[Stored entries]
____
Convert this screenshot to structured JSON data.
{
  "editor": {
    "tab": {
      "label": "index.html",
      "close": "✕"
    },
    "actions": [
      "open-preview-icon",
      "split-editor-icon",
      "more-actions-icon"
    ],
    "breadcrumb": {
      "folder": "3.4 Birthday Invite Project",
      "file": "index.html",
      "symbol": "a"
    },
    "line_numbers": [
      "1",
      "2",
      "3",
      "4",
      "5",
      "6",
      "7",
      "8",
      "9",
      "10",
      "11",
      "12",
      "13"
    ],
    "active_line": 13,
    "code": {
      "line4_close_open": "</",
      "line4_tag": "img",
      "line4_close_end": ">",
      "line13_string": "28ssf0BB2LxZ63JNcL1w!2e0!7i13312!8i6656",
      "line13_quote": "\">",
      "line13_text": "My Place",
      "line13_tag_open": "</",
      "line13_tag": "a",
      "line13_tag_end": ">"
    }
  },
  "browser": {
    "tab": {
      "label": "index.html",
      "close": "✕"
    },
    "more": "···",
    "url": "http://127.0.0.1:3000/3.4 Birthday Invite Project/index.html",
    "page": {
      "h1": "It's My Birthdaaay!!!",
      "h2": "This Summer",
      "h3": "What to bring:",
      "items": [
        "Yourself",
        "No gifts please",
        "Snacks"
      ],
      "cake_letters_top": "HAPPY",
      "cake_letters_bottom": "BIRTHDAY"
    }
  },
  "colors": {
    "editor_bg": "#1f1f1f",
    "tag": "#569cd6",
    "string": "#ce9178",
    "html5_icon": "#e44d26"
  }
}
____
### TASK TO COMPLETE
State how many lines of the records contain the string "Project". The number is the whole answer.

### PROBLEM SOLUTION
2